But at about 18 months, for reasons that aren’t clear, the mother stopped bringing the baby in for the checks. Dr. Gay summoned health-department and child-protection workers, who found her last August, and she returned to the clinic. The baby had been off therapy for at least five months, Dr. Gay said.
Before resuming treatment, Dr. Gay ordered a test to make sure the baby’s virus hadn’t developed resistance to any of the drugs. To her astonishment, technicians couldn’t find any virus to test.
At first, Dr. Gay worried that she had been treating an uninfected baby for more than a year. But a quick check of her records verified that five different tests had detected the virus in the days and weeks following her birth.
When she was convinced last August, she called a longtime friend and colleague, Katherine Luzuriaga, a researcher at University of Massachusetts Medical School.

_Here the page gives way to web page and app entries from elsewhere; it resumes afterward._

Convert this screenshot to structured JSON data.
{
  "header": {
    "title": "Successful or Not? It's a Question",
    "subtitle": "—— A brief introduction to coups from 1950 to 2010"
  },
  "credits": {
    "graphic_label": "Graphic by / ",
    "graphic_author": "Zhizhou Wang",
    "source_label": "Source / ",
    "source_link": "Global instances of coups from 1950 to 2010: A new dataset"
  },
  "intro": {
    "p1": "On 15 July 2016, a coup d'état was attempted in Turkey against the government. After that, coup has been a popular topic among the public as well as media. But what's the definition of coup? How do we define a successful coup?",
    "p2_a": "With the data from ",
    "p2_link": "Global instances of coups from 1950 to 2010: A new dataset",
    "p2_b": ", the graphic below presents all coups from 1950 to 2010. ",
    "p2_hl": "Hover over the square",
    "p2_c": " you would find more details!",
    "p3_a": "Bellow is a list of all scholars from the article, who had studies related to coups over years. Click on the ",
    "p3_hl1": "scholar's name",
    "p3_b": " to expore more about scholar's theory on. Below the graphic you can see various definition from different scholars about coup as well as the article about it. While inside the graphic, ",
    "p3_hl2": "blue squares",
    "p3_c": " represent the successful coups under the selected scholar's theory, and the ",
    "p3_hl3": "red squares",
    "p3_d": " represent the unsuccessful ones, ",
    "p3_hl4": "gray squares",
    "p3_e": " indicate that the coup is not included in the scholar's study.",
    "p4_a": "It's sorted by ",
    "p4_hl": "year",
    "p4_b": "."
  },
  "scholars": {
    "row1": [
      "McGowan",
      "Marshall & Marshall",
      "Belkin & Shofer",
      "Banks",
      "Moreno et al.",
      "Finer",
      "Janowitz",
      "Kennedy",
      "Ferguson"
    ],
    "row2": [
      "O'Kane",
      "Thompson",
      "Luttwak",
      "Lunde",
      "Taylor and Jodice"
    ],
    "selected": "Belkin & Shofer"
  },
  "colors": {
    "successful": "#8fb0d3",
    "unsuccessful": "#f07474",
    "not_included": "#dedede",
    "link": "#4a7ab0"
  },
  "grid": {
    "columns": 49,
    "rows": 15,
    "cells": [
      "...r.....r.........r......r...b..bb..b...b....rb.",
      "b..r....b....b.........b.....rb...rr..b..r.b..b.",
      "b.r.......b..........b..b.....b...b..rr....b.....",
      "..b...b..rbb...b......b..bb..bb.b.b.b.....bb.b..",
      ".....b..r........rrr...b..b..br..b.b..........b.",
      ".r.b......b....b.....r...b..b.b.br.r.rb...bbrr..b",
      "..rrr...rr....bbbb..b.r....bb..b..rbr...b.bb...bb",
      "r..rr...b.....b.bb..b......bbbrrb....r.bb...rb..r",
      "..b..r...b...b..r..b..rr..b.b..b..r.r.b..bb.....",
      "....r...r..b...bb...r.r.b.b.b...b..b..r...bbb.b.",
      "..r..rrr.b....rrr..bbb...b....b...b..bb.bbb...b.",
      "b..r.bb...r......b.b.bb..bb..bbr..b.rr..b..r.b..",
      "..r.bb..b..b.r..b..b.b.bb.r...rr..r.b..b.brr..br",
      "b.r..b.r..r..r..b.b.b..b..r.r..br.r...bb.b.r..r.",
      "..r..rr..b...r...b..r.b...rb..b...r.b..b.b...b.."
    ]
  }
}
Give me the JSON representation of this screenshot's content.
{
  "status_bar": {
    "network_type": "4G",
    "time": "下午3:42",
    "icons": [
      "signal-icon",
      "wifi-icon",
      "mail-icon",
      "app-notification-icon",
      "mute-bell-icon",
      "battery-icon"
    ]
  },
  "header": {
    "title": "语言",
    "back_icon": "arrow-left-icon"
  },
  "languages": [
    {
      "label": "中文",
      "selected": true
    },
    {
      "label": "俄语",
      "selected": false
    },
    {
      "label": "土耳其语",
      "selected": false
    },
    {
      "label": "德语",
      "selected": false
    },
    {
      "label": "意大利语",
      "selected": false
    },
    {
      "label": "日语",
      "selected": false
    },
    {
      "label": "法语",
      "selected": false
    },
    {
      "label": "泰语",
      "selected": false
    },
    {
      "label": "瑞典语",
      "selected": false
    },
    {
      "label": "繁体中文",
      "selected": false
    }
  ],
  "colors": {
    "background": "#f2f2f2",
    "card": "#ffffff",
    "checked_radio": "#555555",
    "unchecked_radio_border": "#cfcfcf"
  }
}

Dr. Luzuriaga had been working with Dr. Persaud on a study of a group of teenagers who had been born with the virus and treated since infancy and who now had no evidence of virus that could replicate. The pair had set up a network of labs to study whether they could consider taking the teenagers off the drugs.
With that lab network, established with a grant from the Foundation for AIDS Research, a New York-based philanthropy, samples from the baby have been subjected to a variety of the most advanced tests to detect and monitor the AIDS virus.
While the tests have detected an occasional “signal” of the virus, the various analyses from several labs using different techniques “confirms to us that this is a case of ‘functional cure,’ meaning that the virus hasn’t rebounded and that…we can’t detect virus activity in this child,” Dr. Persaud said. The work also was supported by the NIH.